# Supplied records
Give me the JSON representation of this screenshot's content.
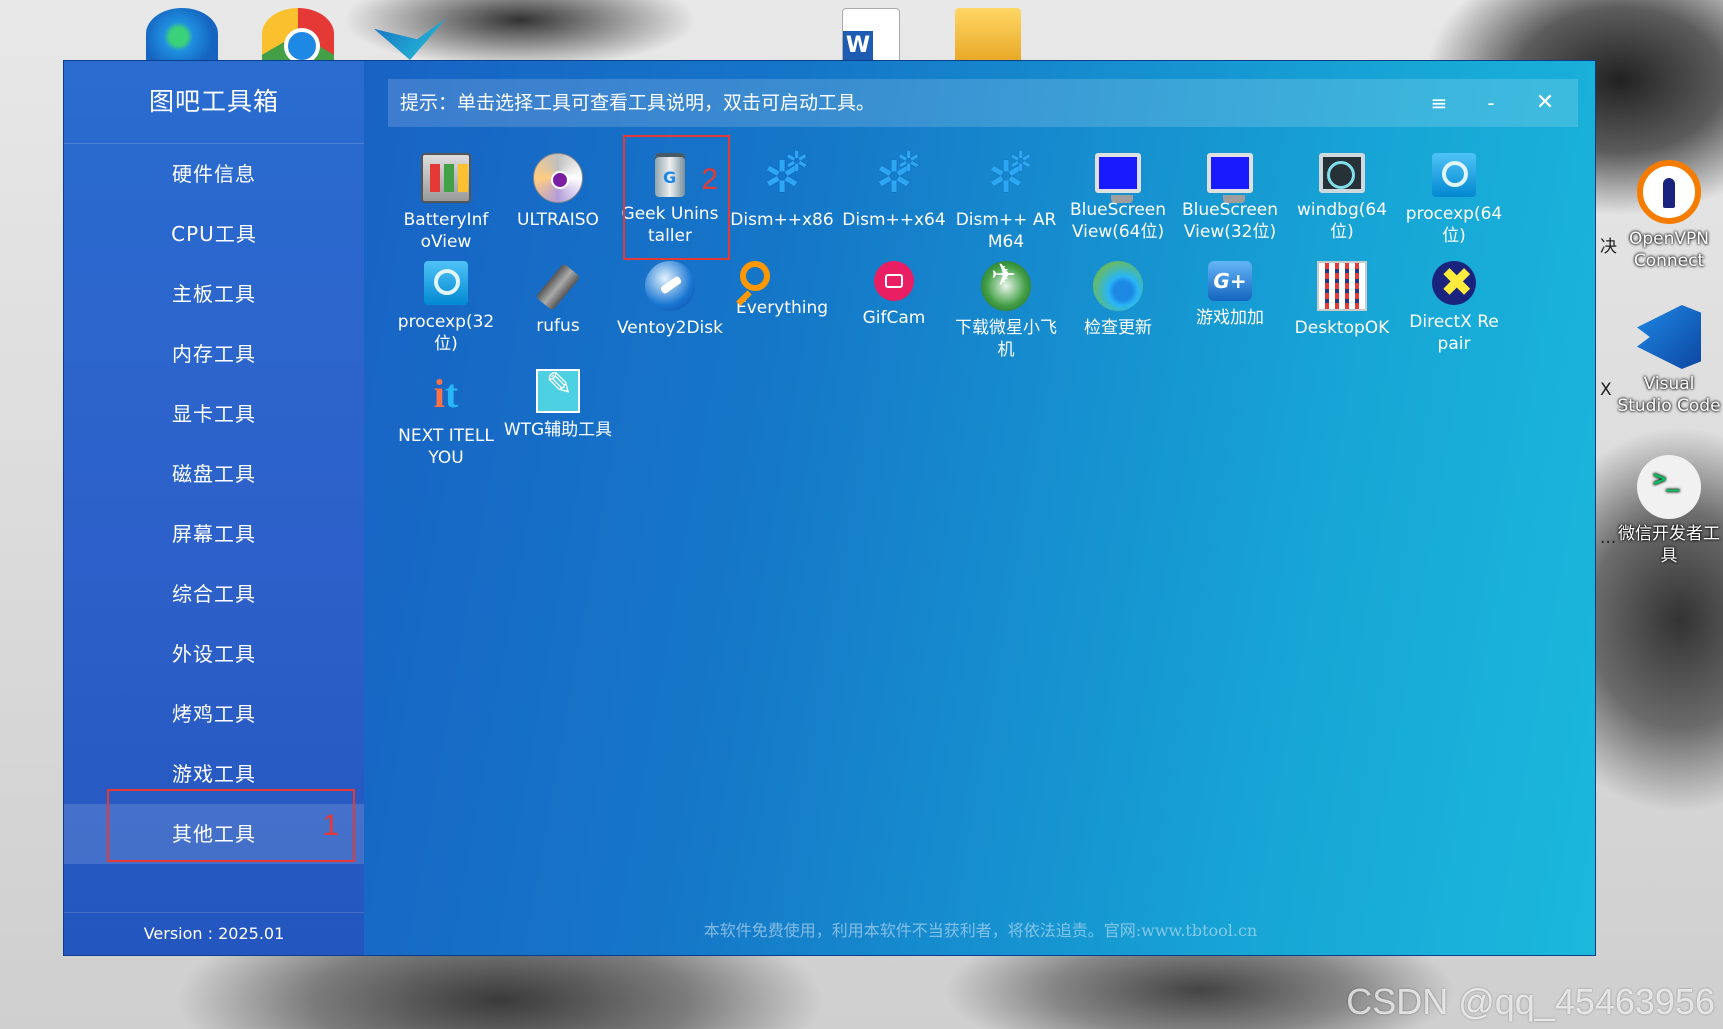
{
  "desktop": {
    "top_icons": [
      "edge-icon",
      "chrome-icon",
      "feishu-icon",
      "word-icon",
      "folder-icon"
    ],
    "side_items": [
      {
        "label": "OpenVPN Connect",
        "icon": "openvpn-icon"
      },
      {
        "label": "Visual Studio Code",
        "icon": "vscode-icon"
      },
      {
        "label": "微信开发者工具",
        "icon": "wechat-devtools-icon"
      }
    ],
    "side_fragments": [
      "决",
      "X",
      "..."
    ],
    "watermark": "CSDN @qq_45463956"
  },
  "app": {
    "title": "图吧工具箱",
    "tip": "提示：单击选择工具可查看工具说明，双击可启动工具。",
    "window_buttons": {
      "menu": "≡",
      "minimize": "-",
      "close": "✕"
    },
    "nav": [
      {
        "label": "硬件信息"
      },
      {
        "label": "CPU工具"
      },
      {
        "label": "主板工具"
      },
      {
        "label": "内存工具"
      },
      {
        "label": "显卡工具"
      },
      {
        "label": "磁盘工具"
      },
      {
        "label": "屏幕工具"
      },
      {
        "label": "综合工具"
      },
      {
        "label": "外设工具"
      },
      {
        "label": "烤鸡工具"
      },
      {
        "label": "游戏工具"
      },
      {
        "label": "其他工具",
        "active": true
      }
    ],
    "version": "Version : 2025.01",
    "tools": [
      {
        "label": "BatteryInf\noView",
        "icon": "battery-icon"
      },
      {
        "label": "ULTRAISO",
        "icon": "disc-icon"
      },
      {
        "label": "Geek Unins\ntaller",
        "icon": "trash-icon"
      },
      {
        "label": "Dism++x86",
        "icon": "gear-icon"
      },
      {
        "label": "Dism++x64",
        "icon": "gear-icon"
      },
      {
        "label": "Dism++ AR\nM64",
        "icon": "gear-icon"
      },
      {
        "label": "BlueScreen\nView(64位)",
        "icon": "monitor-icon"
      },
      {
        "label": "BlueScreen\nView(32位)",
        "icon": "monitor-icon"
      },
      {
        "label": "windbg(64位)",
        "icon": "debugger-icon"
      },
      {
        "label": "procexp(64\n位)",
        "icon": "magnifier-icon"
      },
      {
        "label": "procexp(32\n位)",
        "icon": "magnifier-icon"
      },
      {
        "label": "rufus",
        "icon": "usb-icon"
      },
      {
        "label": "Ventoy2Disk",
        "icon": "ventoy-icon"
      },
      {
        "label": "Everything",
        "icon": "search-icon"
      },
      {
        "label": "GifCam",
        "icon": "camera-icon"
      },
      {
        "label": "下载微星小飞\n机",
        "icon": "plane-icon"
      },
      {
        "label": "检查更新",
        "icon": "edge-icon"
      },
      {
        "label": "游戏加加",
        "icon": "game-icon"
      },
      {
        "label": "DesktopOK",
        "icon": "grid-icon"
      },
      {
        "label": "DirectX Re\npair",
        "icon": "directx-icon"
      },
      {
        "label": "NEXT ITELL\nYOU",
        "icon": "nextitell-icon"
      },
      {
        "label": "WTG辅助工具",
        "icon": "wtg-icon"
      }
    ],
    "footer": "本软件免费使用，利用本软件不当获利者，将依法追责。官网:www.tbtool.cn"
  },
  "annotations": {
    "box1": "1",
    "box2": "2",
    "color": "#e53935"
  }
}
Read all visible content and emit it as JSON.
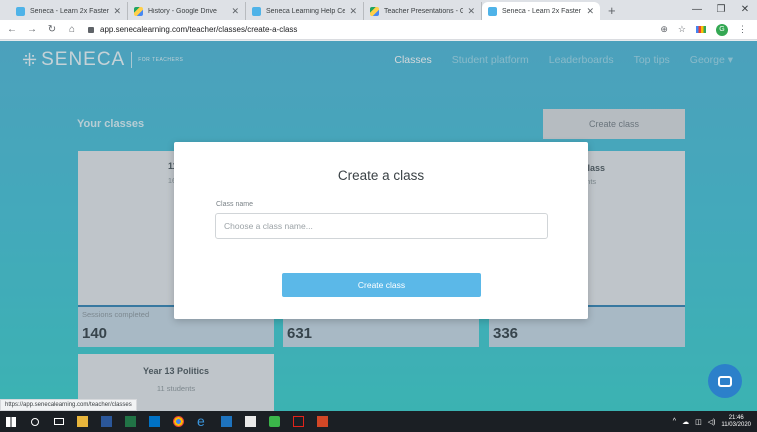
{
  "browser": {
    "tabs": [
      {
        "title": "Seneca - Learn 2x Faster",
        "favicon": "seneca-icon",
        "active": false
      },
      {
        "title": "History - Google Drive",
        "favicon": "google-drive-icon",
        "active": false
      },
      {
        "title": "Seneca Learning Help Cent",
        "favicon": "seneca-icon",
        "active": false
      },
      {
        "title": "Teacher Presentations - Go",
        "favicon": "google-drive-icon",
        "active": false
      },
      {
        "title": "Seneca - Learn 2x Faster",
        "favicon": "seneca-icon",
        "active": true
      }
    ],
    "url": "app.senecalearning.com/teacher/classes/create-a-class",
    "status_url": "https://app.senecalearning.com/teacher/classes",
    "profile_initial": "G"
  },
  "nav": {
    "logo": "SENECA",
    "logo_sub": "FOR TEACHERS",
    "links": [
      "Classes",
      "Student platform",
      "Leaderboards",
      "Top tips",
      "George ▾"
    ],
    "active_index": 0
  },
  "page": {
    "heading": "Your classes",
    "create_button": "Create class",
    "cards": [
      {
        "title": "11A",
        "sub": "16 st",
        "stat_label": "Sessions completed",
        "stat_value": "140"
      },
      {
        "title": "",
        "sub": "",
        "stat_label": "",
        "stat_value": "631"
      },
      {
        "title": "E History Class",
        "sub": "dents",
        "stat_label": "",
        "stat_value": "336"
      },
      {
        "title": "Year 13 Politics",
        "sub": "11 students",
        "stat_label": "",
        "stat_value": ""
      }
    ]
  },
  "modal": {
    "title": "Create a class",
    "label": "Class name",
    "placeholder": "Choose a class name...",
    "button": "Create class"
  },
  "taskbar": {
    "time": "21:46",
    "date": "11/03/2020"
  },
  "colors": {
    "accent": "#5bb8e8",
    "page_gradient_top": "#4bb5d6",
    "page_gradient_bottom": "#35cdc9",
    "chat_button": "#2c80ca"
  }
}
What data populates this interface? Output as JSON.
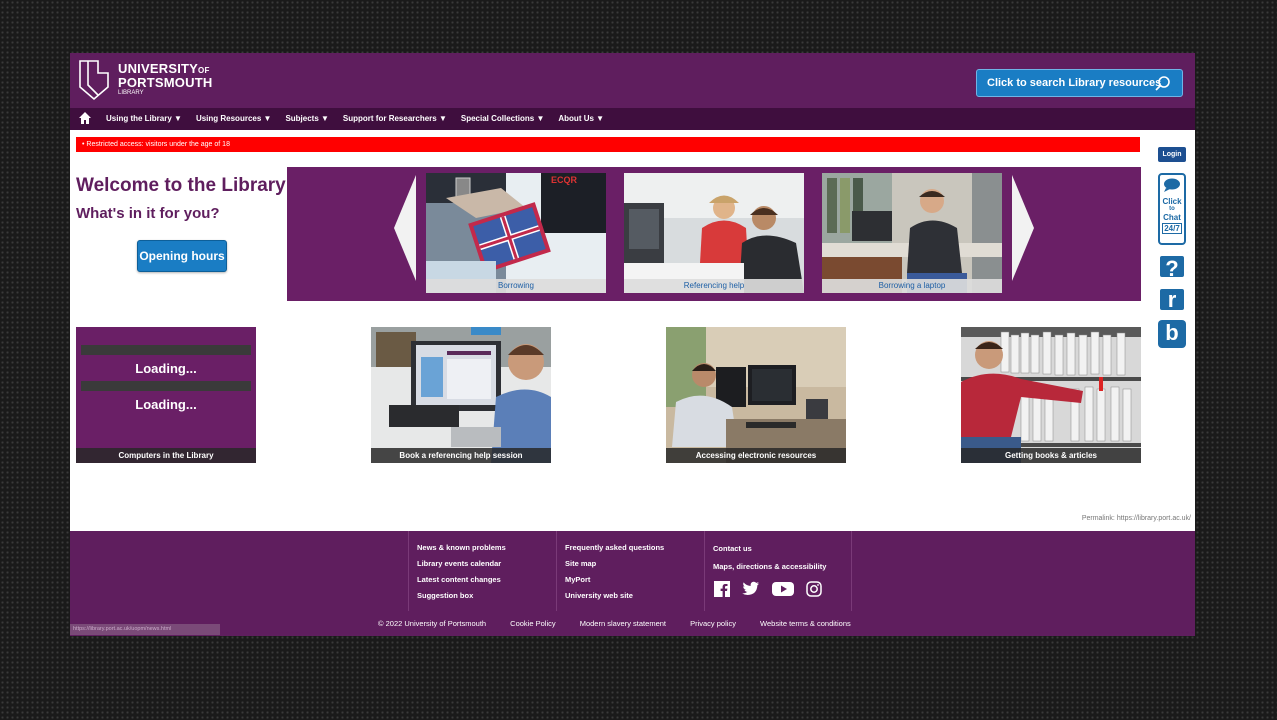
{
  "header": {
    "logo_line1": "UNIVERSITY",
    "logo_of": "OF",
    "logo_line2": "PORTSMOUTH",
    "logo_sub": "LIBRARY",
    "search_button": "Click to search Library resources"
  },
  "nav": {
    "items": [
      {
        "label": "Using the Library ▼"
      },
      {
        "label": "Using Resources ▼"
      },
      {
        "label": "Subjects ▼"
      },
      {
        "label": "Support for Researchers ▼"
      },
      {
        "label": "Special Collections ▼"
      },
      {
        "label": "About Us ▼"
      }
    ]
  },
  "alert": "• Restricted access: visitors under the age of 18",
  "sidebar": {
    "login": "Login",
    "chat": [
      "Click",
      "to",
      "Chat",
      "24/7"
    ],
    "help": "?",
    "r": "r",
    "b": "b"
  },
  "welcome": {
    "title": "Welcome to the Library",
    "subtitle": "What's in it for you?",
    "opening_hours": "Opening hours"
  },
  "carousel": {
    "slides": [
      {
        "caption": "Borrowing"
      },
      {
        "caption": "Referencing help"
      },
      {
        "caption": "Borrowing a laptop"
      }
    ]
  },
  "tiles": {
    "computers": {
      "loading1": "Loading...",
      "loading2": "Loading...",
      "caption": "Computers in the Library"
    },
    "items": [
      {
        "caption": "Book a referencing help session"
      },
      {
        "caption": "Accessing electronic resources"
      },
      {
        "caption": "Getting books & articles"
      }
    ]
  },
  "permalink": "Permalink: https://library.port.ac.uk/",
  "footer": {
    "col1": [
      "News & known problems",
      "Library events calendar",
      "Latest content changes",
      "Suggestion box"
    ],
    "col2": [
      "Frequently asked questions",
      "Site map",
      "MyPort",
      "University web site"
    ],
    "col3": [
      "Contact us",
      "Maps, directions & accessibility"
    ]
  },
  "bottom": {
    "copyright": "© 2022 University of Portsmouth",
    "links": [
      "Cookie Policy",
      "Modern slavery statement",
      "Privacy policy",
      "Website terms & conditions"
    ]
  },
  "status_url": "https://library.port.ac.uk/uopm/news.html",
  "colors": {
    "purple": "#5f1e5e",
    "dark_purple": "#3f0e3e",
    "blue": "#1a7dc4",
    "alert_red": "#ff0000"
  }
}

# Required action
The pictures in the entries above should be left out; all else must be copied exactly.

# Response box
Give me the JSON representation of this screenshot's content.
{
  "desktop": {
    "top_icons": [
      "edge-icon",
      "chrome-icon",
      "feishu-icon",
      "word-icon",
      "folder-icon"
    ],
    "side_items": [
      {
        "label": "OpenVPN Connect",
        "icon": "openvpn-icon"
      },
      {
        "label": "Visual Studio Code",
        "icon": "vscode-icon"
      },
      {
        "label": "微信开发者工具",
        "icon": "wechat-devtools-icon"
      }
    ],
    "side_fragments": [
      "决",
      "X",
      "..."
    ],
    "watermark": "CSDN @qq_45463956"
  },
  "app": {
    "title": "图吧工具箱",
    "tip": "提示：单击选择工具可查看工具说明，双击可启动工具。",
    "window_buttons": {
      "menu": "≡",
      "minimize": "-",
      "close": "✕"
    },
    "nav": [
      {
        "label": "硬件信息"
      },
      {
        "label": "CPU工具"
      },
      {
        "label": "主板工具"
      },
      {
        "label": "内存工具"
      },
      {
        "label": "显卡工具"
      },
      {
        "label": "磁盘工具"
      },
      {
        "label": "屏幕工具"
      },
      {
        "label": "综合工具"
      },
      {
        "label": "外设工具"
      },
      {
        "label": "烤鸡工具"
      },
      {
        "label": "游戏工具"
      },
      {
        "label": "其他工具",
        "active": true
      }
    ],
    "version": "Version : 2025.01",
    "tools": [
      {
        "label": "BatteryInf\noView",
        "icon": "battery-icon"
      },
      {
        "label": "ULTRAISO",
        "icon": "disc-icon"
      },
      {
        "label": "Geek Unins\ntaller",
        "icon": "trash-icon"
      },
      {
        "label": "Dism++x86",
        "icon": "gear-icon"
      },
      {
        "label": "Dism++x64",
        "icon": "gear-icon"
      },
      {
        "label": "Dism++ AR\nM64",
        "icon": "gear-icon"
      },
      {
        "label": "BlueScreen\nView(64位)",
        "icon": "monitor-icon"
      },
      {
        "label": "BlueScreen\nView(32位)",
        "icon": "monitor-icon"
      },
      {
        "label": "windbg(64位)",
        "icon": "debugger-icon"
      },
      {
        "label": "procexp(64\n位)",
        "icon": "magnifier-icon"
      },
      {
        "label": "procexp(32\n位)",
        "icon": "magnifier-icon"
      },
      {
        "label": "rufus",
        "icon": "usb-icon"
      },
      {
        "label": "Ventoy2Disk",
        "icon": "ventoy-icon"
      },
      {
        "label": "Everything",
        "icon": "search-icon"
      },
      {
        "label": "GifCam",
        "icon": "camera-icon"
      },
      {
        "label": "下载微星小飞\n机",
        "icon": "plane-icon"
      },
      {
        "label": "检查更新",
        "icon": "edge-icon"
      },
      {
        "label": "游戏加加",
        "icon": "game-icon"
      },
      {
        "label": "DesktopOK",
        "icon": "grid-icon"
      },
      {
        "label": "DirectX Re\npair",
        "icon": "directx-icon"
      },
      {
        "label": "NEXT ITELL\nYOU",
        "icon": "nextitell-icon"
      },
      {
        "label": "WTG辅助工具",
        "icon": "wtg-icon"
      }
    ],
    "footer": "本软件免费使用，利用本软件不当获利者，将依法追责。官网:www.tbtool.cn"
  },
  "annotations": {
    "box1": "1",
    "box2": "2",
    "color": "#e53935"
  }
}
Read all visible content and emit it as JSON.
{
  "browser": {
    "tabs": [
      {
        "title": "Seneca - Learn 2x Faster",
        "favicon": "seneca-icon",
        "active": false
      },
      {
        "title": "History - Google Drive",
        "favicon": "google-drive-icon",
        "active": false
      },
      {
        "title": "Seneca Learning Help Cent",
        "favicon": "seneca-icon",
        "active": false
      },
      {
        "title": "Teacher Presentations - Go",
        "favicon": "google-drive-icon",
        "active": false
      },
      {
        "title": "Seneca - Learn 2x Faster",
        "favicon": "seneca-icon",
        "active": true
      }
    ],
    "url": "app.senecalearning.com/teacher/classes/create-a-class",
    "status_url": "https://app.senecalearning.com/teacher/classes",
    "profile_initial": "G"
  },
  "nav": {
    "logo": "SENECA",
    "logo_sub": "FOR TEACHERS",
    "links": [
      "Classes",
      "Student platform",
      "Leaderboards",
      "Top tips",
      "George ▾"
    ],
    "active_index": 0
  },
  "page": {
    "heading": "Your classes",
    "create_button": "Create class",
    "cards": [
      {
        "title": "11A",
        "sub": "16 st",
        "stat_label": "Sessions completed",
        "stat_value": "140"
      },
      {
        "title": "",
        "sub": "",
        "stat_label": "",
        "stat_value": "631"
      },
      {
        "title": "E History Class",
        "sub": "dents",
        "stat_label": "",
        "stat_value": "336"
      },
      {
        "title": "Year 13 Politics",
        "sub": "11 students",
        "stat_label": "",
        "stat_value": ""
      }
    ]
  },
  "modal": {
    "title": "Create a class",
    "label": "Class name",
    "placeholder": "Choose a class name...",
    "button": "Create class"
  },
  "taskbar": {
    "time": "21:46",
    "date": "11/03/2020"
  },
  "colors": {
    "accent": "#5bb8e8",
    "page_gradient_top": "#4bb5d6",
    "page_gradient_bottom": "#35cdc9",
    "chat_button": "#2c80ca"
  }
}
What data populates this interface? Output as JSON.
{
  "header": {
    "logo_line1": "UNIVERSITY",
    "logo_of": "OF",
    "logo_line2": "PORTSMOUTH",
    "logo_sub": "LIBRARY",
    "search_button": "Click to search Library resources"
  },
  "nav": {
    "items": [
      {
        "label": "Using the Library ▼"
      },
      {
        "label": "Using Resources ▼"
      },
      {
        "label": "Subjects ▼"
      },
      {
        "label": "Support for Researchers ▼"
      },
      {
        "label": "Special Collections ▼"
      },
      {
        "label": "About Us ▼"
      }
    ]
  },
  "alert": "• Restricted access: visitors under the age of 18",
  "sidebar": {
    "login": "Login",
    "chat": [
      "Click",
      "to",
      "Chat",
      "24/7"
    ],
    "help": "?",
    "r": "r",
    "b": "b"
  },
  "welcome": {
    "title": "Welcome to the Library",
    "subtitle": "What's in it for you?",
    "opening_hours": "Opening hours"
  },
  "carousel": {
    "slides": [
      {
        "caption": "Borrowing"
      },
      {
        "caption": "Referencing help"
      },
      {
        "caption": "Borrowing a laptop"
      }
    ]
  },
  "tiles": {
    "computers": {
      "loading1": "Loading...",
      "loading2": "Loading...",
      "caption": "Computers in the Library"
    },
    "items": [
      {
        "caption": "Book a referencing help session"
      },
      {
        "caption": "Accessing electronic resources"
      },
      {
        "caption": "Getting books & articles"
      }
    ]
  },
  "permalink": "Permalink: https://library.port.ac.uk/",
  "footer": {
    "col1": [
      "News & known problems",
      "Library events calendar",
      "Latest content changes",
      "Suggestion box"
    ],
    "col2": [
      "Frequently asked questions",
      "Site map",
      "MyPort",
      "University web site"
    ],
    "col3": [
      "Contact us",
      "Maps, directions & accessibility"
    ]
  },
  "bottom": {
    "copyright": "© 2022 University of Portsmouth",
    "links": [
      "Cookie Policy",
      "Modern slavery statement",
      "Privacy policy",
      "Website terms & conditions"
    ]
  },
  "status_url": "https://library.port.ac.uk/uopm/news.html",
  "colors": {
    "purple": "#5f1e5e",
    "dark_purple": "#3f0e3e",
    "blue": "#1a7dc4",
    "alert_red": "#ff0000"
  }
}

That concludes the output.